● Dry mouth
● Poor oral hygiene
● Infection with certain bacteria
● Heavy and hard deposits on the teeth (Calculus)
● Deep gingival pockets
● Improperly done and unhygienic dental filling or prosthesis
If you identify with any or all of the issues listed above, it may be time for a trip to the dentist. These aren’t sure signs of gum disease, just the most common, and it’s always better to be safe than sorry!
Just like there are main causes of gum disease, there are common symptoms to watch for, too. This isn’t an exhaustive list, but some of these symptoms may include:
● Bleeding gums, especially when brushing
● Red, swollen, or tender gums
● Consistent bad breath that doesn’t seem to be linked to a recent meal or drink
● Sensitive teeth
● Painful chewing
● Tooth mobility
● Tooth movement
● Gum receding off the teeth and exposing the root
● Tooth Decay
Tooth decay isn’t out of the norm at all when it comes to popular dental ailments. Tooth decay is more commonly referred to as having cavities, and will occur whenever sugar and bacteria are present on the tooth surface for a prolonged period of time.
If you frequently eat food with higher sugar content, you’re likely more prone to cavities. If you are infrequent with flossing, brushing, and the general cleaning of your mouth, this gives more opportunity for sugar and bacteria to stick to the surface of the teeth, and settle there.
There’s no limit to who can or can’t contract cavities. People of all ages are prone to decay, but there are preventative measures you can take to try to protect yourself. Typically, with a reasonable daily cleaning regime, you’ll find yourself in the clear.
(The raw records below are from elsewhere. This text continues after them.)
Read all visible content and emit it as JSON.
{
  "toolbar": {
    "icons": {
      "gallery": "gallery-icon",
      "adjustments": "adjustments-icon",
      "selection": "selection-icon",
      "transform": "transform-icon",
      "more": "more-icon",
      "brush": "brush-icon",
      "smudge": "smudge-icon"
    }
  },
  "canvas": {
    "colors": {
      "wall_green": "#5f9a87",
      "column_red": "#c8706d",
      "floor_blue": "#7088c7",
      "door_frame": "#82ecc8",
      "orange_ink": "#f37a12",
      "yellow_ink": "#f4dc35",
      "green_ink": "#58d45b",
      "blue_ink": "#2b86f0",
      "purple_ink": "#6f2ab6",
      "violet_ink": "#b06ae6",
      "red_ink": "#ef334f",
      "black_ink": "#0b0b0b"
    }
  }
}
Try to develop healthy habits such as:
● Brushing at least twice a day
● Sticking to a healthy diet
● Avoiding beverages and foods that are high in sugar
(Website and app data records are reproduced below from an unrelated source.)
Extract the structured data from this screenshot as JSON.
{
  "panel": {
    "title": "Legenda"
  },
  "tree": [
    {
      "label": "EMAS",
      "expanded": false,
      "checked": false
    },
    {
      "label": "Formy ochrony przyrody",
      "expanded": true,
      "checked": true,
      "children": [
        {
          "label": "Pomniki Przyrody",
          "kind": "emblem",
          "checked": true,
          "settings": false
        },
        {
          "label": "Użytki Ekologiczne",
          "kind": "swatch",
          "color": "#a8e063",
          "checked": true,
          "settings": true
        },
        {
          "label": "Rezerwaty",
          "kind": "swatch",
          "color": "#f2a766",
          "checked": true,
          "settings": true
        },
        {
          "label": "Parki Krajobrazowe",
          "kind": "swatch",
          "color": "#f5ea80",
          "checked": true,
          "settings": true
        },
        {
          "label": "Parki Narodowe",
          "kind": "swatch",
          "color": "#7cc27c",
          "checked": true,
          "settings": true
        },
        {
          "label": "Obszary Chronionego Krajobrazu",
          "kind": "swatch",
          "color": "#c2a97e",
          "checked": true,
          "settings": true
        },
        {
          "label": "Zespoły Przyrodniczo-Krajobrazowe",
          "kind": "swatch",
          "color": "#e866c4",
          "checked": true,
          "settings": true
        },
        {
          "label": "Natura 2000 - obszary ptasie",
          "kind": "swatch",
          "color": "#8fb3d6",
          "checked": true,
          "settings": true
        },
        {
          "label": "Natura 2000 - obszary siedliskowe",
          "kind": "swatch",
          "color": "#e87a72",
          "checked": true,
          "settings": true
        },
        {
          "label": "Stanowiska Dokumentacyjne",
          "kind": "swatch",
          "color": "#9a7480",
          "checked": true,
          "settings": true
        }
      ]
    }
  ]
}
● Using fluoride-containing toothpaste
● Visiting the dentist for frequent cleanings and checkups
Even with healthy habits such as those listed above, there are still common signs of cavities to watch out for, just to be on the safe side. These symptoms include:
● Noticeable pain when you bite into something
● Extreme tooth sensitivity to hot, cold and sweets
● Discoloured areas or staining on the teeth, usually brown, black, or white
● Pain that occurs spontaneously, with seemingly no concrete reason
● Holes or pits in your teeth
Sometimes, people have no idea that one or more cavities are forming, sometimes the cavity is not even detectable with visual examination and that is why your dentist requests radiographs in every check-up. This makes being vigilant and visiting the dentist as regularly scheduled so important!
● Tooth Wear/Enamel Erosion
The first thing you’ll notice when your enamel starts to ebb away is a fair amount of pain. This condition is one of the main causes of tooth pain or hypersensitivity.
Enamel is what gives structure to your teeth. Over time, the things you eat and drink can begin to eat the enamel away, especially if these things are highly acidic.
Pure fruit juices and carbonated sodas are particularly notorious for this. If you consume either of these in high amounts, you may be at higher risk for tooth erosion.
The most common symptoms of enamel erosion are as follows:
● Pain and sensitivity
● Cracking in the teeth
● Transparency, particularly in the front teeth
● Staining or discoloration of the teeth
If you absolutely can’t avoid the sugary drinks, using a straw will help to keep your teeth healthy by minimizing contact with the beverage. This is a preventative measure, as well as a restorative one. This encourages your mouth to produce more saliva, which helps your teeth recover from high exposure to harmful acids.
When in doubt, it’s best to consult with a specialist. The dentists at Jensen Lake Dental can help give you peace of mind when it comes to your oral health, with a thorough cleaning, exam, and advice for how to keep your smile perfect!